*TASK BRIEF:* Pull each line containing "operación" from the data.

*INFORMATION:*
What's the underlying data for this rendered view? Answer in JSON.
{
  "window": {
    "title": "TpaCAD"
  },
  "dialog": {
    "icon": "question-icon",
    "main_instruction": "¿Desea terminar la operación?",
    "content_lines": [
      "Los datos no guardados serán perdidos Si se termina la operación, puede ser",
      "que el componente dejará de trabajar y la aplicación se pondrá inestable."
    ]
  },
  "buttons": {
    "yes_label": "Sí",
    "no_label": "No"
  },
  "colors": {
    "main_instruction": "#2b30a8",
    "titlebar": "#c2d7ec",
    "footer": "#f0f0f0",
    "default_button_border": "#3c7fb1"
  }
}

*RESPONSE:*
    "main_instruction": "¿Desea terminar la operación?",
      "Los datos no guardados serán perdidos Si se termina la operación, puede ser",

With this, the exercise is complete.